How to protect your pet against ticks

Several tick-borne diseases can be serious for humans, pets

SAN ANTONIO – We are in the middle of tick season. 

So if your pet spends time in the grass or woodsy areas, there's an increased chance it'll pick up the blood-sucking critters.  

There are several tick-borne diseases that can be serious for humans and pets.  

"If you find a tick, don't panic, especially if it's just crawling around and not attached," said Consumer Reports health editor Catherine Roberts. "Not all ticks carry disease. If a tick is embedded for less than 24 hours, it greatly reduces the chance of your pet getting a tick-borne disease, like lyme." 

Roberts said always remove ticks immediately. To remove the embedded ones, experts said use fine-nosed tweezers and keep an eye on your pet for suspicious symptoms.

"It's also important to use an oral or a topical anti-tick medication on your pet for the best protection. But be sure to check with your vet before you use any of these treatments," Roberts said.

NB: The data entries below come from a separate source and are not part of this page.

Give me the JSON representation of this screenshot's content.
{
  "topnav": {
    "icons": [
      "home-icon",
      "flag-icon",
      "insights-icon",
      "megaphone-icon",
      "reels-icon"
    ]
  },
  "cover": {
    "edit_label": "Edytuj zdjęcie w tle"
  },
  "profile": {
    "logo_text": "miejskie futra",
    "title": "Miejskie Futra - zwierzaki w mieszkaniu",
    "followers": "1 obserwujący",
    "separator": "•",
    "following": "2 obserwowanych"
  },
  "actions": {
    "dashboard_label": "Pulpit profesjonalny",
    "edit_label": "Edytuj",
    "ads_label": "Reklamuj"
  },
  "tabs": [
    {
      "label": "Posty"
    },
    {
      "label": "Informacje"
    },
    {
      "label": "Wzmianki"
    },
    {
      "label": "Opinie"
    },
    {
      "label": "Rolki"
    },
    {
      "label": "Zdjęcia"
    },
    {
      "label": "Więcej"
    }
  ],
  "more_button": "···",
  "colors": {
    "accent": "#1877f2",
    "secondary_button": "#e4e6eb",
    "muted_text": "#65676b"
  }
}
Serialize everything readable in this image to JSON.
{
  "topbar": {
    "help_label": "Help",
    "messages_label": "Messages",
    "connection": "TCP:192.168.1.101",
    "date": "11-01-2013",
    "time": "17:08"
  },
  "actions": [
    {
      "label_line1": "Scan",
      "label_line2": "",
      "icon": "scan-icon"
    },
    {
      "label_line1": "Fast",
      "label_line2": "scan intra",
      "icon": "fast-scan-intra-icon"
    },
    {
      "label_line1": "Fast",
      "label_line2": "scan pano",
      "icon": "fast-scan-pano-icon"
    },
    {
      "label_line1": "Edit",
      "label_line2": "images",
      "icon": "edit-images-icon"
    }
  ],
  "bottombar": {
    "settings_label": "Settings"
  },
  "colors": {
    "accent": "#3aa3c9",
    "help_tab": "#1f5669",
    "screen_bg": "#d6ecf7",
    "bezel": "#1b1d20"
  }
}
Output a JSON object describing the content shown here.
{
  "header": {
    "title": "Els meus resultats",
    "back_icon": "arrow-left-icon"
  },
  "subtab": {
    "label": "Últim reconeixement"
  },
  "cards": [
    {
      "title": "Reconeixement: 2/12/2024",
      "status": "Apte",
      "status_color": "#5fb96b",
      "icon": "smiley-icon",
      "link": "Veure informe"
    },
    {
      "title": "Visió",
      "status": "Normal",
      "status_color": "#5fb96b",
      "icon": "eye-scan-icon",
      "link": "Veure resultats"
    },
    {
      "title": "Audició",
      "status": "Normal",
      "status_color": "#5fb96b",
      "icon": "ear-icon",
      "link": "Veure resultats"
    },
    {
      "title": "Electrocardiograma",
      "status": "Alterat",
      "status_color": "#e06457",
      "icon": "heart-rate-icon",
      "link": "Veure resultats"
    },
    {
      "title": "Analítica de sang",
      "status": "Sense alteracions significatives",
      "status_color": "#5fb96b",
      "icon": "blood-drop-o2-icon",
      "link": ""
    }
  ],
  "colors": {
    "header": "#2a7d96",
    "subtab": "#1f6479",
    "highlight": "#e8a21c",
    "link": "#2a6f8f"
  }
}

The next battleground for ticks is the yard. Be sure to mow it often to keep the grass low and clear out leaf piles to deprive ticks of hiding places. 

Another good idea is to plant boxes with pesticide-laced cotton installed on the lawn.

The pesticide kills the ticks and tick hosts, such as chipmunks or mice that crawl into the boxes and take the cotton for their nests. 

Don't worry, the pesticide does not hurt the animals.

About the Author:

As a consumer reporter, Marilyn is all about helping people stay safe and save a buck. Since coming to KSAT in 1985, she’s covered everything from crime to politics, winning awards for her coverage of the Mexican Mafia, Oklahoma tornadoes, children’s transplants, an investigation into voting irregularities and even a hit-and-run Santa Claus.